▸ Aim of the task:
Set down the data below in full and exactly, minus the pictures.

▸ Task data:
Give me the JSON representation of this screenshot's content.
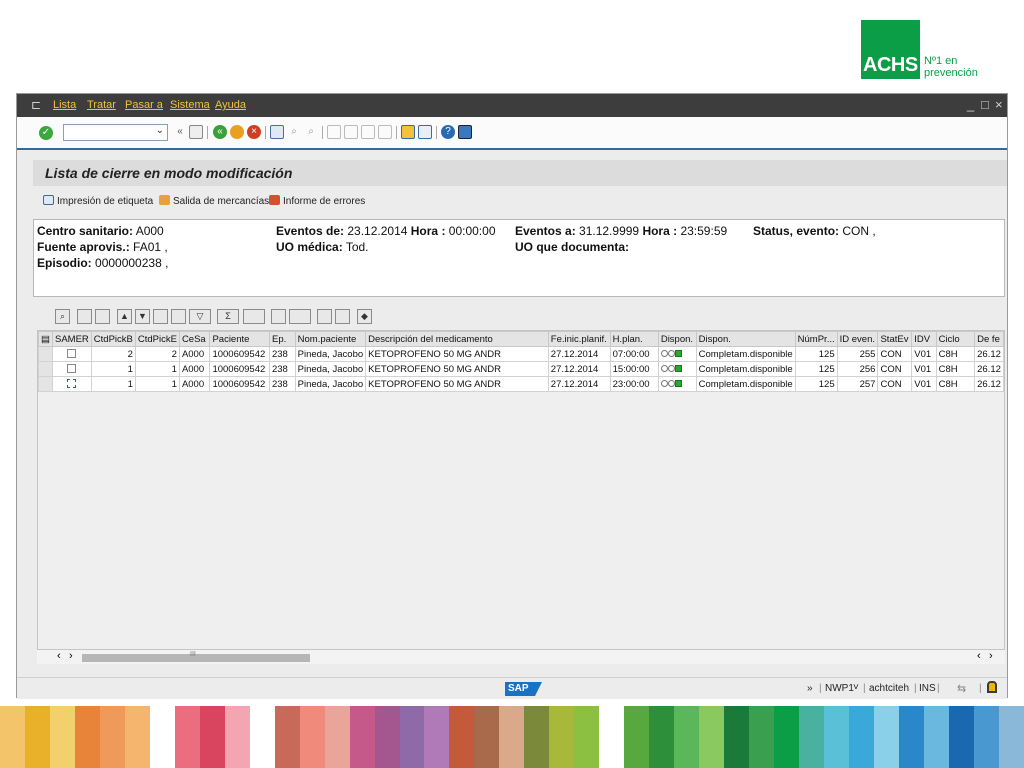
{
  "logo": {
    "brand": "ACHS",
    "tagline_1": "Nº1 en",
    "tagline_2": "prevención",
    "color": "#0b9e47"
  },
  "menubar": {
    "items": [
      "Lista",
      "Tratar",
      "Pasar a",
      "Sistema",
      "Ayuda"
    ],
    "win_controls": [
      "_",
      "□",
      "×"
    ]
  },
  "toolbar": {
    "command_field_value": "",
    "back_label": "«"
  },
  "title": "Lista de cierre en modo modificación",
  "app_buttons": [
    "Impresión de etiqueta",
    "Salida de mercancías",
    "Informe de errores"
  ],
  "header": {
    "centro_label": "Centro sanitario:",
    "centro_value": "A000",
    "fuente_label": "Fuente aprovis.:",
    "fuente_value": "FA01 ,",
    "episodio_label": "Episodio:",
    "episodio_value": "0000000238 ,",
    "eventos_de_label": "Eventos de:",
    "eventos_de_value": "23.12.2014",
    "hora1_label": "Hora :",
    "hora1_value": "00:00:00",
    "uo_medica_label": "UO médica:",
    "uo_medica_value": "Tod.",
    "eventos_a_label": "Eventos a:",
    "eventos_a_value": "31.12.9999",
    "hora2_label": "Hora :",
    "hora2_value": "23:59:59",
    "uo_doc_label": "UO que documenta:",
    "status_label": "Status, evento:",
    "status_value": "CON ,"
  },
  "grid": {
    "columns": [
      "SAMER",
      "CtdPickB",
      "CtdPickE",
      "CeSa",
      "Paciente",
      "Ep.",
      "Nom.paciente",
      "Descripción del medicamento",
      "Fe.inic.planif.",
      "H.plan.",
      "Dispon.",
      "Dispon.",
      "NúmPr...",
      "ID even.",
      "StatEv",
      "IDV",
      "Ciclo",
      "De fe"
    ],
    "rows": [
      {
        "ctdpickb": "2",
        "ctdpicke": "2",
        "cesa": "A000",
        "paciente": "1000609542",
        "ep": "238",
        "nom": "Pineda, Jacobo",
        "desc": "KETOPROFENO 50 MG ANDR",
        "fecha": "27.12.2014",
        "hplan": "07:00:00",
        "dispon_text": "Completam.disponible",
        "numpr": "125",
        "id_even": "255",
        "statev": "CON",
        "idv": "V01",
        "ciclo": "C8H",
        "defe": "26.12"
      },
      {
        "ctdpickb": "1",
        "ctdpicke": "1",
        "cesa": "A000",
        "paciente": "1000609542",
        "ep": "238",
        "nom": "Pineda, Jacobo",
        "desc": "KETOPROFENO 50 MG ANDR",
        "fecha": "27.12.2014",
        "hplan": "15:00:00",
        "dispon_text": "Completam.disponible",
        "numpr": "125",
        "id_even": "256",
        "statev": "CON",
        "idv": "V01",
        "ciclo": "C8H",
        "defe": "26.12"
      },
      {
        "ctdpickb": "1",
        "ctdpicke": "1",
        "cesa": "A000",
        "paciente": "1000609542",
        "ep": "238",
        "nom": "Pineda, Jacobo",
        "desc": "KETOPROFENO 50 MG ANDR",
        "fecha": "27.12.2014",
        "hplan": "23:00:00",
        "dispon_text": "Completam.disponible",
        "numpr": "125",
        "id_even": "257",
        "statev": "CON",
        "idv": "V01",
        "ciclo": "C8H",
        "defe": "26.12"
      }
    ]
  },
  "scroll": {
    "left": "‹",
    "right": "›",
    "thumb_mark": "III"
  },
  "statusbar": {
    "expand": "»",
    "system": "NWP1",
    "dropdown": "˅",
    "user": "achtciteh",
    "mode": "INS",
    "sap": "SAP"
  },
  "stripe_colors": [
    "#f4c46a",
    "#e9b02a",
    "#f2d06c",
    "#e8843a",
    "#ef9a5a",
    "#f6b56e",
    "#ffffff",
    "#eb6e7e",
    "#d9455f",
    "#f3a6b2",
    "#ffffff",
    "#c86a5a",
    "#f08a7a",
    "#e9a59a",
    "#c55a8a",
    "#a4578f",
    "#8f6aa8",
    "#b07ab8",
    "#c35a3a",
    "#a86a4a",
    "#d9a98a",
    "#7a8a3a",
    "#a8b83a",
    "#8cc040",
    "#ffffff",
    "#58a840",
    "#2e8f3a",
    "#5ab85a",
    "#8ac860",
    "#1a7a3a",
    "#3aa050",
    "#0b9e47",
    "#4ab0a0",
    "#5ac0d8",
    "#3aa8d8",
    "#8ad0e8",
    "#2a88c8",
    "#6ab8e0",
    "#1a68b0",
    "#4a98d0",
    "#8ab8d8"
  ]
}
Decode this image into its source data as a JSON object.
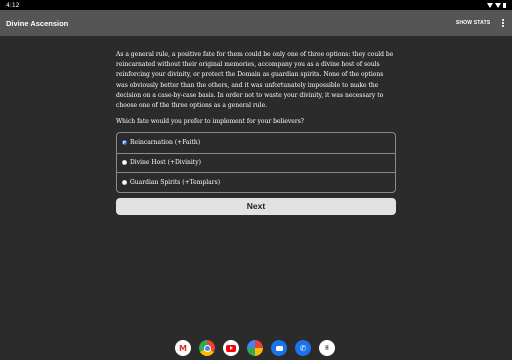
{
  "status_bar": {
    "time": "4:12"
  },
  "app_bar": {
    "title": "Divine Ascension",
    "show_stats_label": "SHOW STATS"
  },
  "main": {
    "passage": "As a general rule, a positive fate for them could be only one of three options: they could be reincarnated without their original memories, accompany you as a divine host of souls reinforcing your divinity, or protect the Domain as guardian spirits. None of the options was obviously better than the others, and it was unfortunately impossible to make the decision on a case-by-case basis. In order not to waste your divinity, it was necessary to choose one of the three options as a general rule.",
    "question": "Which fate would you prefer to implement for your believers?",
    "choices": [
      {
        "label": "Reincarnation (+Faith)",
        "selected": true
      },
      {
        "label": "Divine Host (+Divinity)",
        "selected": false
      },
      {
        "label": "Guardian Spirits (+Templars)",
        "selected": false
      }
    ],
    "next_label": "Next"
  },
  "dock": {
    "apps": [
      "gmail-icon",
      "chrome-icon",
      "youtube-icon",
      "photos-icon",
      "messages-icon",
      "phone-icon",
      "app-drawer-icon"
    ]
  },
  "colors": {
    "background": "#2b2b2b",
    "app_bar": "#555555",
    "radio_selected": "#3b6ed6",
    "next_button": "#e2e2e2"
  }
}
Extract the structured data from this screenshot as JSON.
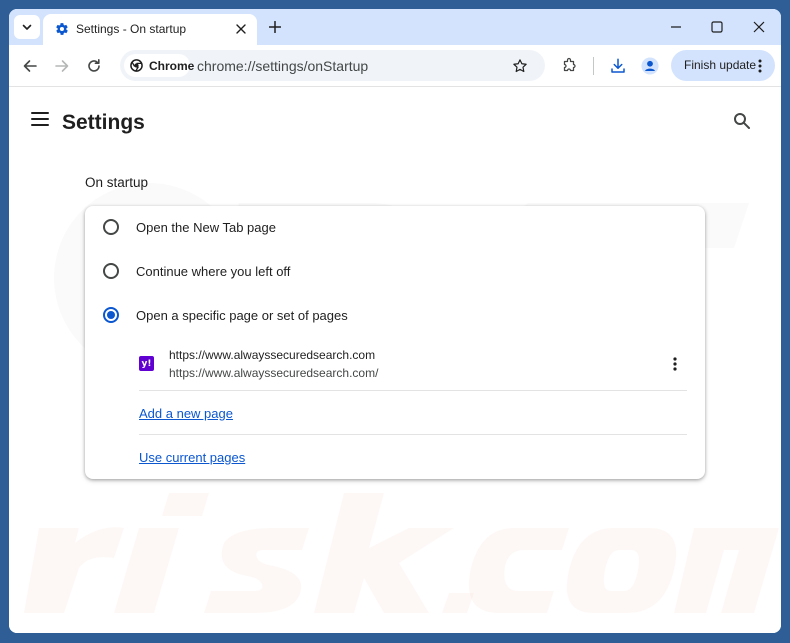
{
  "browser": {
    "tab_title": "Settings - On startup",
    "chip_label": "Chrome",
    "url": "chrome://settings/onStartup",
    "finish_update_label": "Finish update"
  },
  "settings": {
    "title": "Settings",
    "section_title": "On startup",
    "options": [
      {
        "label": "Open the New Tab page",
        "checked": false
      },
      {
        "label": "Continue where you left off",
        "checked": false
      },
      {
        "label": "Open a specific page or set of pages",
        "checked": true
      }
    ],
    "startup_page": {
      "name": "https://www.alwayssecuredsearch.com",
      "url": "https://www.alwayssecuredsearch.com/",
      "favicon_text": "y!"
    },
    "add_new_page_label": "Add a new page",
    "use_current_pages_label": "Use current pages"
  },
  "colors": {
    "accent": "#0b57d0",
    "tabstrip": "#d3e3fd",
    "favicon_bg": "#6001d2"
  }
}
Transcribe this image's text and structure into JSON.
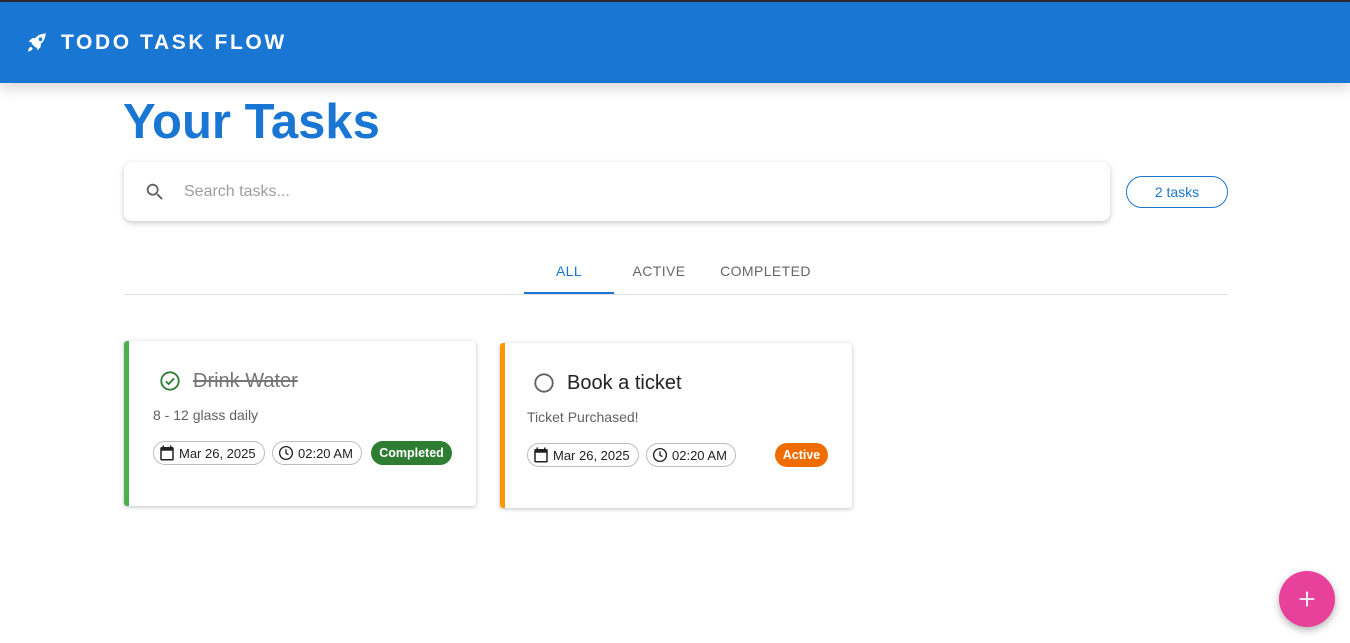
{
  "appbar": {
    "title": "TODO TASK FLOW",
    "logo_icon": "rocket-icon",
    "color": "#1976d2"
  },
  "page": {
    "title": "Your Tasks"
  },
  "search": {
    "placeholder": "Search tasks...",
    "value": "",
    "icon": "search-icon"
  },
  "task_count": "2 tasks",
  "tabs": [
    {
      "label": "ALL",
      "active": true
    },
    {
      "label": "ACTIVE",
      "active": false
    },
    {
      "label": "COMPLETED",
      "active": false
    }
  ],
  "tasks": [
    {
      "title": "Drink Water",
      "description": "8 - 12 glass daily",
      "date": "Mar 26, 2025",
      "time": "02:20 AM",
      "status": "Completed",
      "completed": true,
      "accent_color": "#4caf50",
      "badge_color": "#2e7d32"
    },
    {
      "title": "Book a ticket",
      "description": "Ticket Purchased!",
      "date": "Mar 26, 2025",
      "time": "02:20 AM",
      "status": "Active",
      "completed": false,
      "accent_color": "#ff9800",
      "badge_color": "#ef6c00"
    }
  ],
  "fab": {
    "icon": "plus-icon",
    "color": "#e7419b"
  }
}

▸ Task response:
Give me the JSON representation of this screenshot's content.
{
  "logo": {
    "brand": "ACHS",
    "tagline_1": "Nº1 en",
    "tagline_2": "prevención",
    "color": "#0b9e47"
  },
  "menubar": {
    "items": [
      "Lista",
      "Tratar",
      "Pasar a",
      "Sistema",
      "Ayuda"
    ],
    "win_controls": [
      "_",
      "□",
      "×"
    ]
  },
  "toolbar": {
    "command_field_value": "",
    "back_label": "«"
  },
  "title": "Lista de cierre en modo modificación",
  "app_buttons": [
    "Impresión de etiqueta",
    "Salida de mercancías",
    "Informe de errores"
  ],
  "header": {
    "centro_label": "Centro sanitario:",
    "centro_value": "A000",
    "fuente_label": "Fuente aprovis.:",
    "fuente_value": "FA01 ,",
    "episodio_label": "Episodio:",
    "episodio_value": "0000000238 ,",
    "eventos_de_label": "Eventos de:",
    "eventos_de_value": "23.12.2014",
    "hora1_label": "Hora :",
    "hora1_value": "00:00:00",
    "uo_medica_label": "UO médica:",
    "uo_medica_value": "Tod.",
    "eventos_a_label": "Eventos a:",
    "eventos_a_value": "31.12.9999",
    "hora2_label": "Hora :",
    "hora2_value": "23:59:59",
    "uo_doc_label": "UO que documenta:",
    "status_label": "Status, evento:",
    "status_value": "CON ,"
  },
  "grid": {
    "columns": [
      "SAMER",
      "CtdPickB",
      "CtdPickE",
      "CeSa",
      "Paciente",
      "Ep.",
      "Nom.paciente",
      "Descripción del medicamento",
      "Fe.inic.planif.",
      "H.plan.",
      "Dispon.",
      "Dispon.",
      "NúmPr...",
      "ID even.",
      "StatEv",
      "IDV",
      "Ciclo",
      "De fe"
    ],
    "rows": [
      {
        "ctdpickb": "2",
        "ctdpicke": "2",
        "cesa": "A000",
        "paciente": "1000609542",
        "ep": "238",
        "nom": "Pineda, Jacobo",
        "desc": "KETOPROFENO 50 MG ANDR",
        "fecha": "27.12.2014",
        "hplan": "07:00:00",
        "dispon_text": "Completam.disponible",
        "numpr": "125",
        "id_even": "255",
        "statev": "CON",
        "idv": "V01",
        "ciclo": "C8H",
        "defe": "26.12"
      },
      {
        "ctdpickb": "1",
        "ctdpicke": "1",
        "cesa": "A000",
        "paciente": "1000609542",
        "ep": "238",
        "nom": "Pineda, Jacobo",
        "desc": "KETOPROFENO 50 MG ANDR",
        "fecha": "27.12.2014",
        "hplan": "15:00:00",
        "dispon_text": "Completam.disponible",
        "numpr": "125",
        "id_even": "256",
        "statev": "CON",
        "idv": "V01",
        "ciclo": "C8H",
        "defe": "26.12"
      },
      {
        "ctdpickb": "1",
        "ctdpicke": "1",
        "cesa": "A000",
        "paciente": "1000609542",
        "ep": "238",
        "nom": "Pineda, Jacobo",
        "desc": "KETOPROFENO 50 MG ANDR",
        "fecha": "27.12.2014",
        "hplan": "23:00:00",
        "dispon_text": "Completam.disponible",
        "numpr": "125",
        "id_even": "257",
        "statev": "CON",
        "idv": "V01",
        "ciclo": "C8H",
        "defe": "26.12"
      }
    ]
  },
  "scroll": {
    "left": "‹",
    "right": "›",
    "thumb_mark": "III"
  },
  "statusbar": {
    "expand": "»",
    "system": "NWP1",
    "dropdown": "˅",
    "user": "achtciteh",
    "mode": "INS",
    "sap": "SAP"
  },
  "stripe_colors": [
    "#f4c46a",
    "#e9b02a",
    "#f2d06c",
    "#e8843a",
    "#ef9a5a",
    "#f6b56e",
    "#ffffff",
    "#eb6e7e",
    "#d9455f",
    "#f3a6b2",
    "#ffffff",
    "#c86a5a",
    "#f08a7a",
    "#e9a59a",
    "#c55a8a",
    "#a4578f",
    "#8f6aa8",
    "#b07ab8",
    "#c35a3a",
    "#a86a4a",
    "#d9a98a",
    "#7a8a3a",
    "#a8b83a",
    "#8cc040",
    "#ffffff",
    "#58a840",
    "#2e8f3a",
    "#5ab85a",
    "#8ac860",
    "#1a7a3a",
    "#3aa050",
    "#0b9e47",
    "#4ab0a0",
    "#5ac0d8",
    "#3aa8d8",
    "#8ad0e8",
    "#2a88c8",
    "#6ab8e0",
    "#1a68b0",
    "#4a98d0",
    "#8ab8d8"
  ]
}
Decode this image into its source data as a JSON object.
{
  "status_bar": {
    "time": "4:12"
  },
  "app_bar": {
    "title": "Divine Ascension",
    "show_stats_label": "SHOW STATS"
  },
  "main": {
    "passage": "As a general rule, a positive fate for them could be only one of three options: they could be reincarnated without their original memories, accompany you as a divine host of souls reinforcing your divinity, or protect the Domain as guardian spirits. None of the options was obviously better than the others, and it was unfortunately impossible to make the decision on a case-by-case basis. In order not to waste your divinity, it was necessary to choose one of the three options as a general rule.",
    "question": "Which fate would you prefer to implement for your believers?",
    "choices": [
      {
        "label": "Reincarnation (+Faith)",
        "selected": true
      },
      {
        "label": "Divine Host (+Divinity)",
        "selected": false
      },
      {
        "label": "Guardian Spirits (+Templars)",
        "selected": false
      }
    ],
    "next_label": "Next"
  },
  "dock": {
    "apps": [
      "gmail-icon",
      "chrome-icon",
      "youtube-icon",
      "photos-icon",
      "messages-icon",
      "phone-icon",
      "app-drawer-icon"
    ]
  },
  "colors": {
    "background": "#2b2b2b",
    "app_bar": "#555555",
    "radio_selected": "#3b6ed6",
    "next_button": "#e2e2e2"
  }
}
Extract the structured data from this screenshot as JSON.
{
  "browser": {
    "tab_title": "Settings - On startup",
    "chip_label": "Chrome",
    "url": "chrome://settings/onStartup",
    "finish_update_label": "Finish update"
  },
  "settings": {
    "title": "Settings",
    "section_title": "On startup",
    "options": [
      {
        "label": "Open the New Tab page",
        "checked": false
      },
      {
        "label": "Continue where you left off",
        "checked": false
      },
      {
        "label": "Open a specific page or set of pages",
        "checked": true
      }
    ],
    "startup_page": {
      "name": "https://www.alwayssecuredsearch.com",
      "url": "https://www.alwayssecuredsearch.com/",
      "favicon_text": "y!"
    },
    "add_new_page_label": "Add a new page",
    "use_current_pages_label": "Use current pages"
  },
  "colors": {
    "accent": "#0b57d0",
    "tabstrip": "#d3e3fd",
    "favicon_bg": "#6001d2"
  }
}
Transcribe this image's text and structure into JSON.
{
  "appbar": {
    "title": "TODO TASK FLOW",
    "logo_icon": "rocket-icon",
    "color": "#1976d2"
  },
  "page": {
    "title": "Your Tasks"
  },
  "search": {
    "placeholder": "Search tasks...",
    "value": "",
    "icon": "search-icon"
  },
  "task_count": "2 tasks",
  "tabs": [
    {
      "label": "ALL",
      "active": true
    },
    {
      "label": "ACTIVE",
      "active": false
    },
    {
      "label": "COMPLETED",
      "active": false
    }
  ],
  "tasks": [
    {
      "title": "Drink Water",
      "description": "8 - 12 glass daily",
      "date": "Mar 26, 2025",
      "time": "02:20 AM",
      "status": "Completed",
      "completed": true,
      "accent_color": "#4caf50",
      "badge_color": "#2e7d32"
    },
    {
      "title": "Book a ticket",
      "description": "Ticket Purchased!",
      "date": "Mar 26, 2025",
      "time": "02:20 AM",
      "status": "Active",
      "completed": false,
      "accent_color": "#ff9800",
      "badge_color": "#ef6c00"
    }
  ],
  "fab": {
    "icon": "plus-icon",
    "color": "#e7419b"
  }
}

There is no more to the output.